How long does it take to reduce a sauce?

15 to 30 minutesA good reduction takes a fair amount of time, and it’s ideal to simmer, rather than boil. Too-high heat can cause the sauce to over-reduce and/or become bitter. For most standard-sized braises, expect to invest anywhere from 15 to 30 minutes.

How do you reduce a sauce?

Reduction is performed by simmering or boiling a liquid such as a stock, fruit or vegetable juices, wine, vinegar, or a sauce until the desired concentration is reached by evaporation. This is done without a lid, enabling the vapor to escape from the mixture.

Should you stir while reducing?

The more you know about stirring and understanding what you’re stirring, the better off you’ll be. DO stir continuously when thickening a liquid with a starch or protein. DO stir frequently when solids are added to a liquid. DO stir occasionally when thickening sauces by reduction.

How do you thicken a sauce quickly?

Step 1/2. 1 tbsp starch. 3 tbsp water. bowl (small) whisk. … Step 2/2. Whisk some of the starch-water mixture into the sauce.
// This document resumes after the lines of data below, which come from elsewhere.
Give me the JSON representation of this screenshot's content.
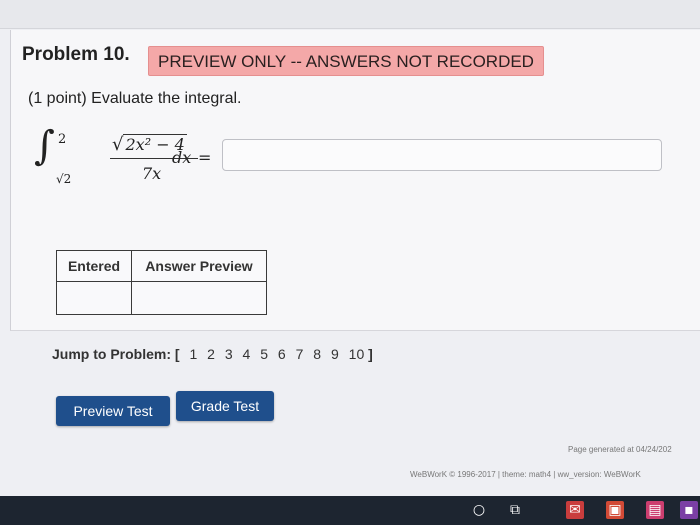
{
  "problem": {
    "title": "Problem 10.",
    "banner": "PREVIEW ONLY -- ANSWERS NOT RECORDED",
    "instruction": "(1 point) Evaluate the integral.",
    "integral": {
      "upper_limit": "2",
      "lower_limit": "√2",
      "radical": "√",
      "numerator_radicand": "2x² − 4",
      "denominator": "7x",
      "differential": "dx",
      "equals": "="
    },
    "answer_value": ""
  },
  "results_table": {
    "headers": [
      "Entered",
      "Answer Preview"
    ],
    "rows": [
      [
        "",
        ""
      ]
    ]
  },
  "jump": {
    "label": "Jump to Problem:",
    "open_bracket": "[",
    "close_bracket": "]",
    "pages": [
      "1",
      "2",
      "3",
      "4",
      "5",
      "6",
      "7",
      "8",
      "9",
      "10"
    ]
  },
  "buttons": {
    "preview": "Preview Test",
    "grade": "Grade Test"
  },
  "footer": {
    "page_generated": "Page generated at 04/24/202",
    "copyright": "WeBWorK © 1996-2017 | theme: math4 | ww_version: WeBWorK"
  },
  "colors": {
    "banner_bg": "#f4a8a8",
    "button_bg": "#1f4f8c"
  }
}
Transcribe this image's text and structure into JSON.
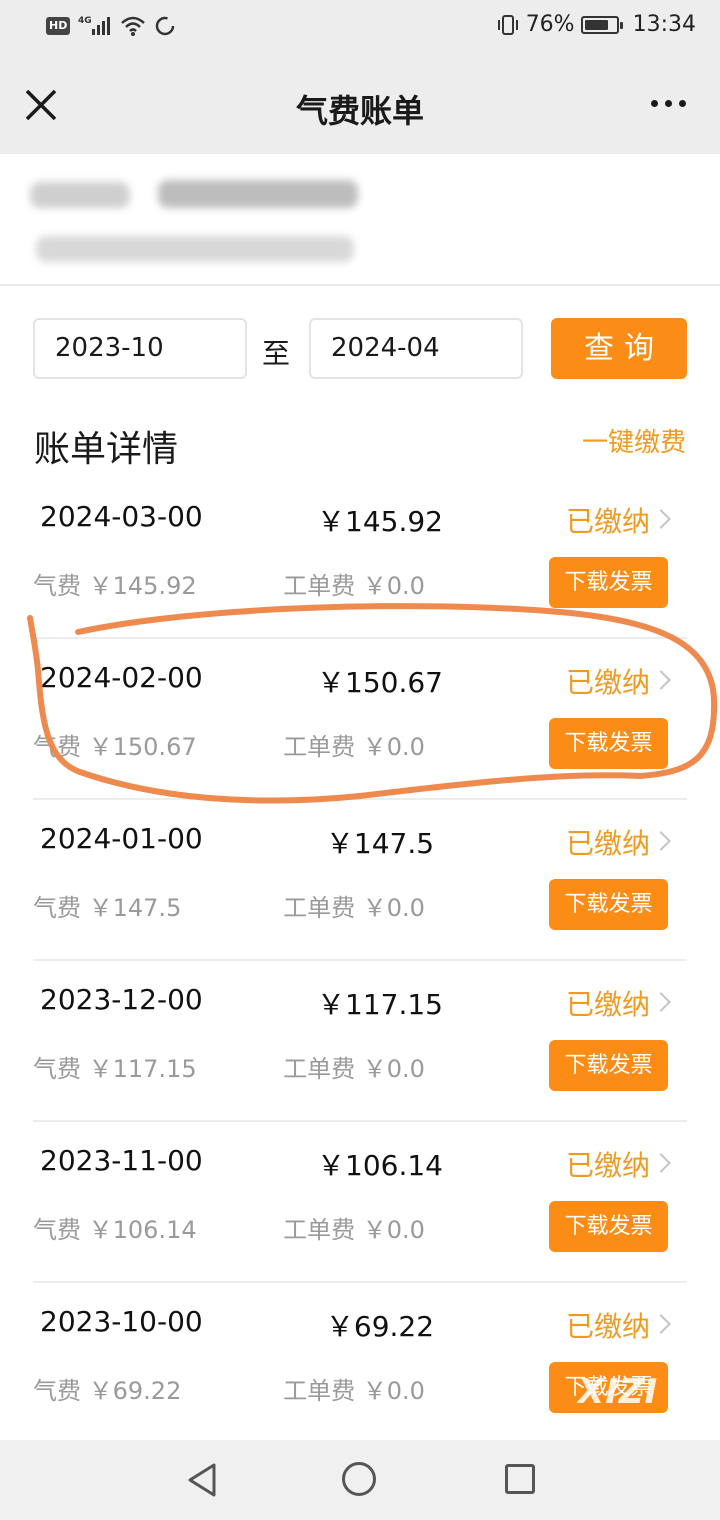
{
  "status_bar": {
    "hd_badge": "HD",
    "network": "4G",
    "battery_percent": "76%",
    "battery_level": 0.76,
    "time": "13:34"
  },
  "nav": {
    "title": "气费账单",
    "close_icon": "close-icon",
    "more_icon": "more-icon"
  },
  "query": {
    "start_date": "2023-10",
    "separator": "至",
    "end_date": "2024-04",
    "button_label": "查询"
  },
  "section": {
    "title": "账单详情",
    "one_click_pay": "一键缴费"
  },
  "bills": [
    {
      "date": "2024-03-00",
      "amount": "￥145.92",
      "status": "已缴纳",
      "gas_fee": "气费 ￥145.92",
      "work_fee": "工单费 ￥0.0",
      "invoice_label": "下载发票"
    },
    {
      "date": "2024-02-00",
      "amount": "￥150.67",
      "status": "已缴纳",
      "gas_fee": "气费 ￥150.67",
      "work_fee": "工单费 ￥0.0",
      "invoice_label": "下载发票"
    },
    {
      "date": "2024-01-00",
      "amount": "￥147.5",
      "status": "已缴纳",
      "gas_fee": "气费 ￥147.5",
      "work_fee": "工单费 ￥0.0",
      "invoice_label": "下载发票"
    },
    {
      "date": "2023-12-00",
      "amount": "￥117.15",
      "status": "已缴纳",
      "gas_fee": "气费 ￥117.15",
      "work_fee": "工单费 ￥0.0",
      "invoice_label": "下载发票"
    },
    {
      "date": "2023-11-00",
      "amount": "￥106.14",
      "status": "已缴纳",
      "gas_fee": "气费 ￥106.14",
      "work_fee": "工单费 ￥0.0",
      "invoice_label": "下载发票"
    },
    {
      "date": "2023-10-00",
      "amount": "￥69.22",
      "status": "已缴纳",
      "gas_fee": "气费 ￥69.22",
      "work_fee": "工单费 ￥0.0",
      "invoice_label": "下载发票"
    }
  ],
  "watermark": "XIZI",
  "colors": {
    "accent": "#fb8c15",
    "status_text": "#f09a22",
    "annotation": "#ef8a4f"
  }
}
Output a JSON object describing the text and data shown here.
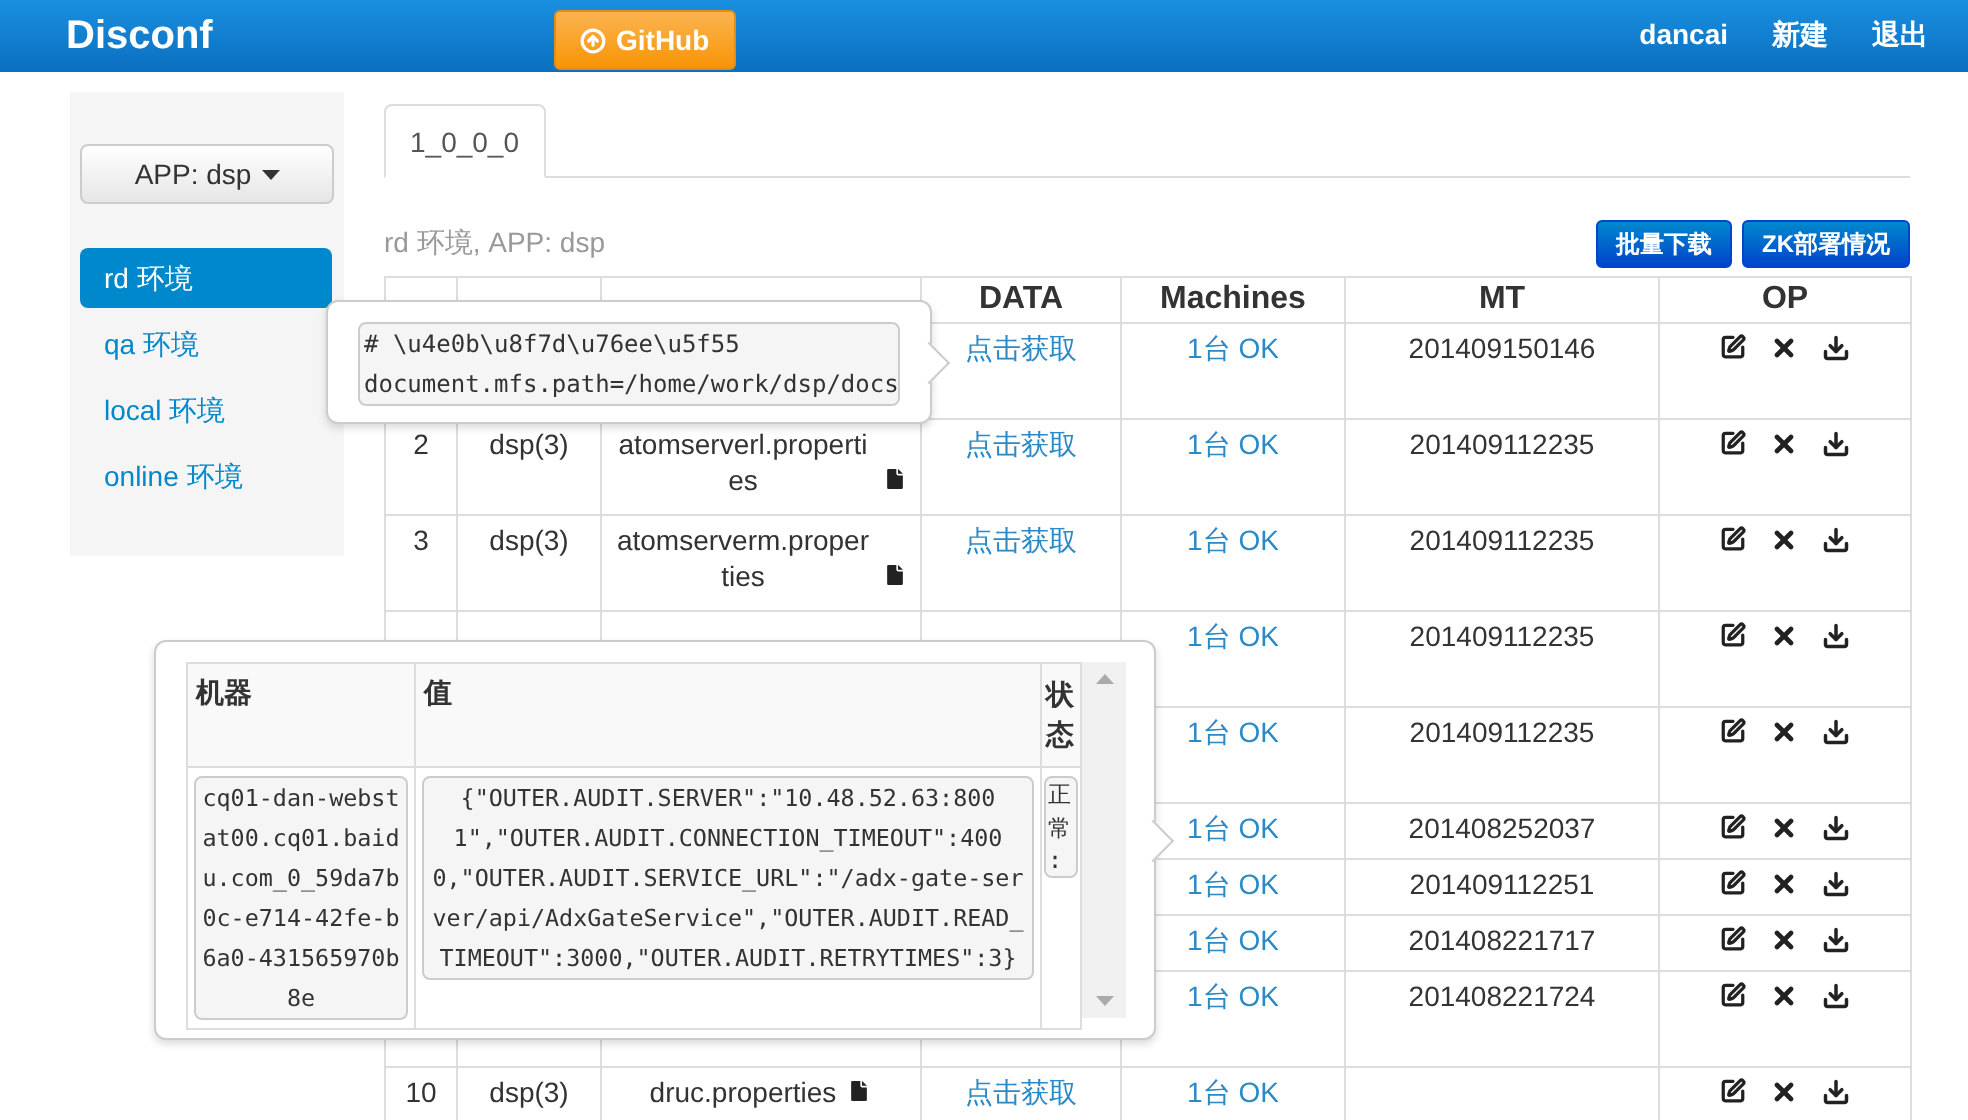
{
  "navbar": {
    "brand": "Disconf",
    "github_button": "GitHub",
    "links": [
      "dancai",
      "新建",
      "退出"
    ]
  },
  "sidebar": {
    "app_selector": "APP: dsp",
    "items": [
      {
        "label": "rd 环境",
        "selected": true
      },
      {
        "label": "qa 环境",
        "selected": false
      },
      {
        "label": "local 环境",
        "selected": false
      },
      {
        "label": "online 环境",
        "selected": false
      }
    ]
  },
  "tabs": [
    {
      "label": "1_0_0_0",
      "selected": true
    }
  ],
  "heading": "rd 环境, APP: dsp",
  "buttons": [
    "批量下载",
    "ZK部署情况"
  ],
  "table": {
    "columns": [
      "DATA",
      "Machines",
      "MT",
      "OP"
    ],
    "rows": [
      {
        "kind": "wrapped",
        "data": "点击获取",
        "machines": "1台 OK",
        "mt": "201409150146"
      },
      {
        "kind": "wrapped",
        "index": "2",
        "app": "dsp(3)",
        "key": "atomserverl.properties",
        "data": "点击获取",
        "machines": "1台 OK",
        "mt": "201409112235"
      },
      {
        "kind": "wrapped",
        "index": "3",
        "app": "dsp(3)",
        "key": "atomserverm.properties",
        "data": "点击获取",
        "machines": "1台 OK",
        "mt": "201409112235"
      },
      {
        "kind": "wrapped",
        "machines": "1台 OK",
        "mt": "201409112235"
      },
      {
        "kind": "wrapped",
        "machines": "1台 OK",
        "mt": "201409112235"
      },
      {
        "kind": "single",
        "machines": "1台 OK",
        "mt": "201408252037"
      },
      {
        "kind": "single",
        "machines": "1台 OK",
        "mt": "201409112251"
      },
      {
        "kind": "single",
        "machines": "1台 OK",
        "mt": "201408221717"
      },
      {
        "kind": "wrapped",
        "machines": "1台 OK",
        "mt": "201408221724"
      },
      {
        "kind": "single",
        "index": "10",
        "app": "dsp(3)",
        "key": "druc.properties",
        "data": "点击获取",
        "machines": "1台 OK"
      }
    ]
  },
  "config_popover": {
    "lines": [
      "# \\u4e0b\\u8f7d\\u76ee\\u5f55",
      "document.mfs.path=/home/work/dsp/docs"
    ]
  },
  "machines_popover": {
    "columns": [
      "机器",
      "值",
      "状态"
    ],
    "rows": [
      {
        "machine": "cq01-dan-webstat00.cq01.baidu.com_0_59da7b0c-e714-42fe-b6a0-431565970b8e",
        "value": "{\"OUTER.AUDIT.SERVER\":\"10.48.52.63:8001\",\"OUTER.AUDIT.CONNECTION_TIMEOUT\":4000,\"OUTER.AUDIT.SERVICE_URL\":\"/adx-gate-server/api/AdxGateService\",\"OUTER.AUDIT.READ_TIMEOUT\":3000,\"OUTER.AUDIT.RETRYTIMES\":3}",
        "status": "正常:"
      }
    ]
  }
}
Add a bit at a time until the sauce reaches desired consistency. Don’t add it all at once, or the sauce might become too thick. Remove from heat to stop the thickening process.

Will sauce thicken as it cools?

Luckily, you can re-thicken your soup or sauce by adding starch at the end of cooking with a beurre manie or by tempering in more starch. You may also have noticed that dishes thickened with starch will thicken even more once they’re off the heat and have cooled down.

Can you use plain flour to thicken sauce?

The easiest way to thicken a sauce with plain flour is to make a flour slurry. Simply mix equal parts of flour and cold water in a cup and when smooth, stir in to the sauce. Bring the contents to a simmer for 5 minutes to cook away the raw flour taste. … Simmer for 3 minutes to cook the flour and thicken.

Does sauce thicken on high or low heat?

There are a few things you can do to thicken your sauce: Simmer – you can simmer the sauce at a low heat for quite a long time without affecting the flavour (generally improves it). Many Bolognese sauces are simmered for 30+ minutes. Thicken – add 1-2 tbsp of corn starch (or flour tempered).

Why isn’t my cornstarch thickening?

When cornstarch thins after it’s thickened, it’s usually due to continued stirring. Once the thickening network forms, any agitation interferes with the setting process. The sauce thins when the starch network that sets and traps the liquid is broken. Liquid is released and thins the sauce.

Do you cover a sauce to reduce it?

Cooking a soup, stew, or sauce uncovered allows water to evaporate, so if your goal is to reduce a sauce or thicken a soup, skip the lid. The longer you cook your dish, the more water that will evaporate and the thicker the liquid becomes—that means the flavors become more concentrated, too.

Should I simmer with lid on or off?

Better to Simmer Covered or Uncovered? Because simmering is something that needs some supervision, it’s best to keep the lid off of the pot until you’re sure that the heat is steady. Adding a lid can intensify the heat and before you know it, you’re boiling again!

How can I reduce liquid quickly?

A larger surface area will allow your sauce to reduce more quickly. A wide sauté pan or a Dutch oven are your best options. You can reduce using a small sauce pot, too, but it will take longer. Divide your reduction to complete the process more quickly.

What temperature reduces sauce?

around 200°FYou generally want to reduce at a simmer, which is around 200°F (93°C) for sauces that are close to water in consistency. The exact temperature varies based on what’s in it, but look for just a few bubbles rather than going for a full-on boil.

Do you stir while simmering?

Once you’ve reached the simmering point, you will need to adjust the heat between medium-low and low to maintain a constant simmer. Slightly adjust the heat up or down as needed. Once you’ve achieved a steady simmer, you will still need to stir the liquid occasionally.

How often should you stir sauce?

every 15 to 30 minutesStir the sauce every 15 to 30 minutes as needed. The heat should be low enough that there is little to no danger of the bottom of the pot burning the sauce, but you must still stir every now and then.